* **Work required**
Every line of the entries below that mentions "text" is to be copied out.

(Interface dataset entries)
====

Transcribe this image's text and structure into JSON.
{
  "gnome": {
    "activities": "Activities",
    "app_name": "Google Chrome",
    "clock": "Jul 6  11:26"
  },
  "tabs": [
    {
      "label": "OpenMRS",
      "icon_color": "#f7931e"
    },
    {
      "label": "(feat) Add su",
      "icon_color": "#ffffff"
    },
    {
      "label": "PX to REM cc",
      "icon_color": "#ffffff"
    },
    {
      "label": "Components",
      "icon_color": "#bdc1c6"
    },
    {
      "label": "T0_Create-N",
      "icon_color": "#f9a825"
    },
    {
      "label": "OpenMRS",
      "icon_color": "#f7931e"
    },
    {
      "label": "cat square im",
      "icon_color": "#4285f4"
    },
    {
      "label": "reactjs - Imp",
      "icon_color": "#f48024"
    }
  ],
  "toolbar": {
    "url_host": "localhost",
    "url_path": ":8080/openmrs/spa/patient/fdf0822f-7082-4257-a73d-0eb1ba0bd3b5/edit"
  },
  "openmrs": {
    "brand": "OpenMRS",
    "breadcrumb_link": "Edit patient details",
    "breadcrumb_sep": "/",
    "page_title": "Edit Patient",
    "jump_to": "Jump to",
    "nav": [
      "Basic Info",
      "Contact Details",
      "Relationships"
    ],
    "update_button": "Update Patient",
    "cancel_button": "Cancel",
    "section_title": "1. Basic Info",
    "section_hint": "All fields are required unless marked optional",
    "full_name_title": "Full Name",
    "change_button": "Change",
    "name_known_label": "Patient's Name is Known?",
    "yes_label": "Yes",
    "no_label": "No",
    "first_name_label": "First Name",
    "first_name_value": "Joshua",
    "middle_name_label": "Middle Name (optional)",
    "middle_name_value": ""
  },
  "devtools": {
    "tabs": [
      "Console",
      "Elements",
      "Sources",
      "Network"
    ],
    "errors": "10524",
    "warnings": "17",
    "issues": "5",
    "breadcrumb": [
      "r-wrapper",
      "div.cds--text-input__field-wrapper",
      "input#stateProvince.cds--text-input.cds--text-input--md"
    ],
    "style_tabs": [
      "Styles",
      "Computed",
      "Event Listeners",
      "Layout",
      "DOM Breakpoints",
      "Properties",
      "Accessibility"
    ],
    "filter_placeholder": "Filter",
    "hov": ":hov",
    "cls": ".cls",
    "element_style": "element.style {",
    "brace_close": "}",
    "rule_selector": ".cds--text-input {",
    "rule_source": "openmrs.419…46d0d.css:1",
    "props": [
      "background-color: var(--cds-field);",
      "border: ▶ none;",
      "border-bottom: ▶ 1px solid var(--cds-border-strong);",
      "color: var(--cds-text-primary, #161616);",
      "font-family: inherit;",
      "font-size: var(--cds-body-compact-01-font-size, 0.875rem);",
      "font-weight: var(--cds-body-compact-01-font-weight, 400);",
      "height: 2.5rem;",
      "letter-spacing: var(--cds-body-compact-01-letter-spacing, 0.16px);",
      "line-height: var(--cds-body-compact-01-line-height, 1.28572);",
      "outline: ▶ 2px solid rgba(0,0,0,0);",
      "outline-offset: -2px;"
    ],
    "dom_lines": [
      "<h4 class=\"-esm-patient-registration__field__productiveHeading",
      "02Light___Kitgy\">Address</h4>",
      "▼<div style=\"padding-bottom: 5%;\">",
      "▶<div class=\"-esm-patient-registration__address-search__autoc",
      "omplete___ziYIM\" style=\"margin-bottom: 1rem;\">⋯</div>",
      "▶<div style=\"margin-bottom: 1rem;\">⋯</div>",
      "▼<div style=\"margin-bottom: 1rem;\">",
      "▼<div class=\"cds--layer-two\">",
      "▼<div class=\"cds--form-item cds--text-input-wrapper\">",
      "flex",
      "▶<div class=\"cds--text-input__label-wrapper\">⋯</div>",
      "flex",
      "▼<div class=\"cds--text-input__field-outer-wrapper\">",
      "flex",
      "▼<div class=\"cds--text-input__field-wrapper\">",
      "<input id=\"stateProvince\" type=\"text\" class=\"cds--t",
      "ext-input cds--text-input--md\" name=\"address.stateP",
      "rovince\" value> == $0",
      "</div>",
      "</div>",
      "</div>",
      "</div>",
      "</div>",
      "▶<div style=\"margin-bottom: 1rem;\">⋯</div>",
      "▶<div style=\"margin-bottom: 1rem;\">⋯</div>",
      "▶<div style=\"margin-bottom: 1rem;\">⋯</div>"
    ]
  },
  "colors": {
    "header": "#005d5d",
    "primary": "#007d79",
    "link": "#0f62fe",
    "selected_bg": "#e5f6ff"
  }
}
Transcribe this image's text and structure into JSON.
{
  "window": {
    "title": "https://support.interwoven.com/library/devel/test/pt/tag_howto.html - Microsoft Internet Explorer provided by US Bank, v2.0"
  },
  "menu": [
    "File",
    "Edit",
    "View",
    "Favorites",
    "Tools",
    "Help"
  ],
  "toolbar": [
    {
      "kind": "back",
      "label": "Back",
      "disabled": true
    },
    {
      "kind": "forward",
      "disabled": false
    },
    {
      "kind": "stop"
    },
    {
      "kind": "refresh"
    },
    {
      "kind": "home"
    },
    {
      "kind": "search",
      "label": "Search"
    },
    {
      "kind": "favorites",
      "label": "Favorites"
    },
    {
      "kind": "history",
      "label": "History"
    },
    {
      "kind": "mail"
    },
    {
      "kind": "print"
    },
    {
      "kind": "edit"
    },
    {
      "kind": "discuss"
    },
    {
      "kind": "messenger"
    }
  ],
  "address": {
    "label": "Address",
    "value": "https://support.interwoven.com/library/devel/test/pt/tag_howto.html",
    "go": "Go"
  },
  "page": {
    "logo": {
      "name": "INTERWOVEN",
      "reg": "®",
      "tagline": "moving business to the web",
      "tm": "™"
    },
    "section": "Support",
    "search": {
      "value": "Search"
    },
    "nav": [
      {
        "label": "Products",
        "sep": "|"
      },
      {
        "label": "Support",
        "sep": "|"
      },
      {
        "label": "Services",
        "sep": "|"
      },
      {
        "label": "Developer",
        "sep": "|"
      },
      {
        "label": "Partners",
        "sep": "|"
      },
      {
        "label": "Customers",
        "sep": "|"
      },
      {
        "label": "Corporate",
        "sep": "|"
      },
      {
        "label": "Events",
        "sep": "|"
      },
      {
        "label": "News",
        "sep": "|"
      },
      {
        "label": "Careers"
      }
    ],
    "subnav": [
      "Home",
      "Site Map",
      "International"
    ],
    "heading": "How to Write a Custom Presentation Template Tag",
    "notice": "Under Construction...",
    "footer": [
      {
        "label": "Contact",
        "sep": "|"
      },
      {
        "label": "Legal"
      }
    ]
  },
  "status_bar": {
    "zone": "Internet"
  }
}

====

* **Answer**
Transcribe this image's text and structure into JSON.
      "div.cds--text-input__field-wrapper",
      "input#stateProvince.cds--text-input.cds--text-input--md"
    "rule_selector": ".cds--text-input {",
      "color: var(--cds-text-primary, #161616);",
      "▼<div class=\"cds--form-item cds--text-input-wrapper\">",
      "▶<div class=\"cds--text-input__label-wrapper\">⋯</div>",
      "▼<div class=\"cds--text-input__field-outer-wrapper\">",
      "▼<div class=\"cds--text-input__field-wrapper\">",
      "<input id=\"stateProvince\" type=\"text\" class=\"cds--t",
      "ext-input cds--text-input--md\" name=\"address.stateP",
Transcribe this image's text and structure into JSON.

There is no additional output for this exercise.